Design and usability are essential SEO components. A few straightforward design considerations can result in significant rankings gain
In the search engine optimization industry, we sometimes lose sight of the main objective—providing valuable content to human visitors—because we spend so much time considering Google algorithms, sitemaps, and backlinks.
It used to be simple to figure out why. You may simply add a few meta tags and stuff your page with keywords. The first page of search engine results included your page.
Google changed its algorithms after it realized, quite correctly, that this wasn’t the ideal approach to deliver high-quality results to search queries.
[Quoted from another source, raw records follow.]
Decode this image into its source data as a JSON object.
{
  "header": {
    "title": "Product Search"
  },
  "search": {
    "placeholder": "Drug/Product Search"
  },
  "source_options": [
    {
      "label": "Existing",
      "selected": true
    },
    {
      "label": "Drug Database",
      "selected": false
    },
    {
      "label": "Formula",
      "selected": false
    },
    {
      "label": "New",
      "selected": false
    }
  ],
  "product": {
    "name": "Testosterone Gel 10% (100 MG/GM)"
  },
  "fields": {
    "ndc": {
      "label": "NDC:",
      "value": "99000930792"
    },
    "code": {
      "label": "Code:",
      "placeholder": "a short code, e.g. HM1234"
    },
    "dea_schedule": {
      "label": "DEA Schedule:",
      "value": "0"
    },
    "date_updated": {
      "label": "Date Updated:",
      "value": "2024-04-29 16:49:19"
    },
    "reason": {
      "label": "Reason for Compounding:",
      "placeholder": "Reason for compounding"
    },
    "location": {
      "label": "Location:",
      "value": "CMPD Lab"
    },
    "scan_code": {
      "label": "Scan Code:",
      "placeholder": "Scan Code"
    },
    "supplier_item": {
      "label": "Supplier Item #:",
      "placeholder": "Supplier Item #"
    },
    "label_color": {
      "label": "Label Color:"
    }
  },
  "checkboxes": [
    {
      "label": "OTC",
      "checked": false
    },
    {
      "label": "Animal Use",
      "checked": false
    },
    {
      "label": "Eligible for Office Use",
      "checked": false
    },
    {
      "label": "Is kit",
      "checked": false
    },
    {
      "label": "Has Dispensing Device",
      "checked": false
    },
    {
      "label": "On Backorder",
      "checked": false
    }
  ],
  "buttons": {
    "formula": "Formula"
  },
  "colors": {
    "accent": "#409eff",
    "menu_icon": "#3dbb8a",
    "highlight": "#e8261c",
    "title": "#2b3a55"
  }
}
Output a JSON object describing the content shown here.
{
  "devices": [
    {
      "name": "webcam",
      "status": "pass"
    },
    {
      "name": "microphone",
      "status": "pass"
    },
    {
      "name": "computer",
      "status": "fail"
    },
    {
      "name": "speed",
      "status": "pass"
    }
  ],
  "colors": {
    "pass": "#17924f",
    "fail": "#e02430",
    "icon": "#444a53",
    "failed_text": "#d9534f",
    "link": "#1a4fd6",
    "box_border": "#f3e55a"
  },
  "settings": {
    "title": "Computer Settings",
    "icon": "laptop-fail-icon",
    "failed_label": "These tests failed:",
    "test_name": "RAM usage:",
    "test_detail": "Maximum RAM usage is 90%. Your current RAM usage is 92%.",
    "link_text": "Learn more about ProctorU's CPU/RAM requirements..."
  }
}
Google’s emphasis in enhancing user experience (UX) is demonstrated by regular core upgrades, Core Web Vitals, and Panda, which were released in February 2011.
That’s not to argue keywords are useless or that you can ignore all facets of traditional SEO. Fundamental SEO elements are still taken into consideration by search engines.
But using a user-first strategy is now also necessary for organic search to succeed.
How then do you go about doing that? Here is a list of five things you can do to improve the usability of your website and, ideally, move it up the ranks of search engine results pages.
1. Study the foundations of design
To improve user experience (UX), you don’t need to be an expert graphic designer, but it’s a good idea to have a deeper grasp of the fundamentals of good design.
Knowing these guidelines can help you make judgments that will improve user experience, create a more organic flow, and increase overall satisfaction from site visitors.
The most important thing you should learn is the “why” behind the things you’re putting in place, which is the psychological impact of design. Only then will your decisions have the desired effect on your users.
2. Deal with Current User Irritations
Don’t be scared to use data to your advantage if you are working with a long-running website and you are worried about user problems.
Google Analytics is where you should start initially. You can pinpoint the precise location where users are leaving your website, provided that you have configured this appropriately for your website.
Setting up heat mapping and logging might be helpful.
With the help of heat-mapping software, you can observe exactly how visitors are interacting with your sites.
Some systems even let you record your screen so you can see directly how users are navigating your website and what’s preventing them from converting.
With this information in hand, you can decide more wisely about how to enhance your pages and provide users with the experience they desire.
Having this data might even help you reevaluate exactly what it is that your users are hoping to get out of your website.
3. Examine everything.
You shouldn’t start making adjustments to your website right away after gathering your data. Although this data assisted you in identifying possible issues, it was not intended to provide you with all the solutions.
I usually set up an A/B test to make sure a modification is appropriate for my users when I’ve found an issue or want to make a big layout change on a page.
If you’re not familiar with A/B testing, it involves dividing traffic between two different versions of a page.
Then, you examine which version of the page performed better for the objective you’re trying to accomplish (typically conversions) over a specified amount of time and the number of users.
It might be time for you to study more about Conversion Rate Optimization (CRO) if that sentence caught your attention.
Your theory on addressable pain spots will be confirmed by the data you collect from your A/B testing efforts, which will also indicate whether you’re on the right track with problem-solving.
You might have to start over and try something else if your new page variation doesn’t pass the test.
Even while you won’t pass every test you attempt, at least you’ll be improving your website and have data to support your efforts.
Testing is crucial because you want to make sure the modifications you make are beneficial rather than detrimental.
4. Fulfill People’s Requests
Ultimately, it all comes down to balance. You may be failing to connect with your audience if your primary goal is to please search engines.
You’ll probably overlook other characteristics that search engines value if you’re solely optimizing your website from the user’s point of view.
I have no doubt that your efforts will pay off if you strike a happy medium ground that allows you to prioritize both users and search engines.
5. Keep Learning Always
Staying hungry for knowledge and improvement is crucial when working in any kind of digital marketing.
You should never stop looking for new methods to draw people to your website and find ways to raise your search rating, just as Google will never stop making adjustments to its search algorithm.
Gaining knowledge not only in your subject but also in other domains that may influence your work is one of the most important abilities a professional can possess.
Life Experiences Are Vital
Since not everyone enjoys user experience, there is a whole branch of web design devoted to it. There might possibly be one or more UX specialists employed by your business.
However, since it is crucial to SEO, you cannot afford to ignore or undervalue it.
You have to imagine yourself as the individual who is browsing your website.
Are they finding the experience enjoyable? Or do they feel irritated? Do customers of your site strive to enlarge pages on the desktop version, or is it responsive to their demands on mobile devices?
Never lose sight of the fact that there is, and appears to be, an increasing correlation between search visibility and user experiences. Even while your website shouldn’t need to be completely refurbished, improving usability can still yield significant benefits.